EXERCISE MATERIALS Start Marker

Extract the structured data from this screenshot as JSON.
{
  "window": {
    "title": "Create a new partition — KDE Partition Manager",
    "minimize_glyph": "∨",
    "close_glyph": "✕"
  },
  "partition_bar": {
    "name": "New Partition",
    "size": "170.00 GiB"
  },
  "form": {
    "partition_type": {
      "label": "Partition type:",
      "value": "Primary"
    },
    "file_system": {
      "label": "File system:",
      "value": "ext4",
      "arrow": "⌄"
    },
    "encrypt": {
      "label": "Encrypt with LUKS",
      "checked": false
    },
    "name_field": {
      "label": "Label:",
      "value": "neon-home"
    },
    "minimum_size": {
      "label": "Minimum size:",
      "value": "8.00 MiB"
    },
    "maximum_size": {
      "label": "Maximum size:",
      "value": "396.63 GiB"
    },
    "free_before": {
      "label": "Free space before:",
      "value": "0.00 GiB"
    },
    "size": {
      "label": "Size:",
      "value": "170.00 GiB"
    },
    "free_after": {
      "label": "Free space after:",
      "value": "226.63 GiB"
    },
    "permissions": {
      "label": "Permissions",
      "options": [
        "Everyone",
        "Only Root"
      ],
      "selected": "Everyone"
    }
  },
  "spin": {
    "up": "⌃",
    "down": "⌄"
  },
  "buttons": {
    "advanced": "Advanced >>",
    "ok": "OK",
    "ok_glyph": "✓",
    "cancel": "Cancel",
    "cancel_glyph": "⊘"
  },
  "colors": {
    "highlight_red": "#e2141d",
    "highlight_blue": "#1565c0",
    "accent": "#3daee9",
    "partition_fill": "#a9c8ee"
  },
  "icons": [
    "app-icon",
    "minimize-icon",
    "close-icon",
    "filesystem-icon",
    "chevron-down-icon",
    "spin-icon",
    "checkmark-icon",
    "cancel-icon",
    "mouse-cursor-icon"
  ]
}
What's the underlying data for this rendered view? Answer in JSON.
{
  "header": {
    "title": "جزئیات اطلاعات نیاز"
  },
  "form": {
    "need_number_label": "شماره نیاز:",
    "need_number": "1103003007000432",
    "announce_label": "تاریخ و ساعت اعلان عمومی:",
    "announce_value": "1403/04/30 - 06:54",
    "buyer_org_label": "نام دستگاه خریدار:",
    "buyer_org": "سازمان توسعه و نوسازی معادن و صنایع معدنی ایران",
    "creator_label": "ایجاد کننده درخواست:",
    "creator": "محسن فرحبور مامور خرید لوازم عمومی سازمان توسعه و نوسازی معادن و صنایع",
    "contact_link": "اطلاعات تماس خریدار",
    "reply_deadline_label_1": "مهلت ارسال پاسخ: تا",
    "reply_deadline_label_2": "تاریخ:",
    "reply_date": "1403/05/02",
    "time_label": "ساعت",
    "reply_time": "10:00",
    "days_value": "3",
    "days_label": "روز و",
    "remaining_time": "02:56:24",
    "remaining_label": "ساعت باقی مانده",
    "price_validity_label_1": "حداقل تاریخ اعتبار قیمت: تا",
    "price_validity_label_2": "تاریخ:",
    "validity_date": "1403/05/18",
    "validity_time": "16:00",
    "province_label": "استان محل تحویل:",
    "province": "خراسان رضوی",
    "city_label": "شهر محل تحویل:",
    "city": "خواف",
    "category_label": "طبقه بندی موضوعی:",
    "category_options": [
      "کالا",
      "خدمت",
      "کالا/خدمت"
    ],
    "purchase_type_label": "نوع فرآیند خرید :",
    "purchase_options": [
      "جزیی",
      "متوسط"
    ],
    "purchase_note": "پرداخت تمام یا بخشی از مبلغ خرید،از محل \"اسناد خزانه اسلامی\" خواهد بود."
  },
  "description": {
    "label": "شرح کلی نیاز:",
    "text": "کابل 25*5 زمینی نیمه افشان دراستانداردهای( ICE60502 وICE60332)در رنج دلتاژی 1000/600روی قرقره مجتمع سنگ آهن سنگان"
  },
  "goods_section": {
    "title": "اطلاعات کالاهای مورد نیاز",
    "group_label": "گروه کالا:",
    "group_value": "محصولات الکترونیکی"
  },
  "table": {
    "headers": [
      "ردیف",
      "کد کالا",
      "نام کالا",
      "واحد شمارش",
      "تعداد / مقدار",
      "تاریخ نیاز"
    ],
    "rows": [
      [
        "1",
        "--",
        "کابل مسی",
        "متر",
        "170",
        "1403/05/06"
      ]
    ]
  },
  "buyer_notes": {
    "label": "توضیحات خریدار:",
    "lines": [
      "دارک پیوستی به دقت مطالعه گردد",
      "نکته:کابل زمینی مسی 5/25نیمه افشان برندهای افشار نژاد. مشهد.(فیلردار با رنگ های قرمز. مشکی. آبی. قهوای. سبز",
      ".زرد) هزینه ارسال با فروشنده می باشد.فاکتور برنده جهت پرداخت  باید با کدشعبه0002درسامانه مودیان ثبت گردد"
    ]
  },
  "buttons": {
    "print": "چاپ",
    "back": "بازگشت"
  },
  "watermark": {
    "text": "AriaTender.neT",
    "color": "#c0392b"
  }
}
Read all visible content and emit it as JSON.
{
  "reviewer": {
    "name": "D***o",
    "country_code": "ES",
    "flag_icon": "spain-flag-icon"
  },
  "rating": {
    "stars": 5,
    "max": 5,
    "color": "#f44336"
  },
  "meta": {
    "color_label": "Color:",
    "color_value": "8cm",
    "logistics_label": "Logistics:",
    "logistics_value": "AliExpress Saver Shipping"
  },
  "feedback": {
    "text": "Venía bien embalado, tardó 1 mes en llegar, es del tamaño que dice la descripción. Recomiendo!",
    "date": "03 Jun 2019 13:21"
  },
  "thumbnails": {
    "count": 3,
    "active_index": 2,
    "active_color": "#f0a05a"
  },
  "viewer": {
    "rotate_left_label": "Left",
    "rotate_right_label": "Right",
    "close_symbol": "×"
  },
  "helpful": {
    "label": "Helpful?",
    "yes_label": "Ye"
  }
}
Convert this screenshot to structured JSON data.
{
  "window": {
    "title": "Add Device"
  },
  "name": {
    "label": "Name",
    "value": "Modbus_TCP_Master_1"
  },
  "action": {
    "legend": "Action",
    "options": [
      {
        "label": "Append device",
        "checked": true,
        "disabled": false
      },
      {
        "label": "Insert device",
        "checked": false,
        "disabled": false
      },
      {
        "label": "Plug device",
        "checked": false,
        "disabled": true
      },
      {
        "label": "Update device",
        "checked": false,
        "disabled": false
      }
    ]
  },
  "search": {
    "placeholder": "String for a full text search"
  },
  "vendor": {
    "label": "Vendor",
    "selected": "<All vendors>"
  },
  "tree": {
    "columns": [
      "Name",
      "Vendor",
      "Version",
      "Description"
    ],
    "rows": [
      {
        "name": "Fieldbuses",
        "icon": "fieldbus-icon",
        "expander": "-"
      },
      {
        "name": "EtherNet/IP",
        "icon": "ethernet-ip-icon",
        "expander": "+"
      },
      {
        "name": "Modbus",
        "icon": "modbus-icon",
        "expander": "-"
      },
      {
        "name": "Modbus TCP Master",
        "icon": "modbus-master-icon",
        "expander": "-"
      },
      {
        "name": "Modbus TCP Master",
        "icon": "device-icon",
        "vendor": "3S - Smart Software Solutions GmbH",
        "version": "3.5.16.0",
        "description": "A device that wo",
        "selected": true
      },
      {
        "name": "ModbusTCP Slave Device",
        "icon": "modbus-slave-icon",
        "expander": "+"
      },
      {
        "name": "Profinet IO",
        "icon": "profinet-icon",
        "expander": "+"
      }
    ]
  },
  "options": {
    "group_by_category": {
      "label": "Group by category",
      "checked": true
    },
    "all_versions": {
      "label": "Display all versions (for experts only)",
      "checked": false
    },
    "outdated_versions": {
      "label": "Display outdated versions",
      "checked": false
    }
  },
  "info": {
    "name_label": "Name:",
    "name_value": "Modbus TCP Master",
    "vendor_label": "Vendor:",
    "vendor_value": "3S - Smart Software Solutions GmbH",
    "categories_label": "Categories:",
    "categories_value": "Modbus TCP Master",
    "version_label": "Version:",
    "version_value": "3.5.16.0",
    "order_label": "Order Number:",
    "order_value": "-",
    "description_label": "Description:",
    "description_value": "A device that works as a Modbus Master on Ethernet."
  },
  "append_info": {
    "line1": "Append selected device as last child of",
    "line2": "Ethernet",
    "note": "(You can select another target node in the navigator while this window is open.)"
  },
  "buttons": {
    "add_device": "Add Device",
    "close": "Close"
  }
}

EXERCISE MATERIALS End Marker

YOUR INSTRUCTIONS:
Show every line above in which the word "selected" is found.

EXERCISE OUTPUT:
      "selected": "Everyone"
    "selected": "<All vendors>"
        "selected": true
    "line1": "Append selected device as last child of",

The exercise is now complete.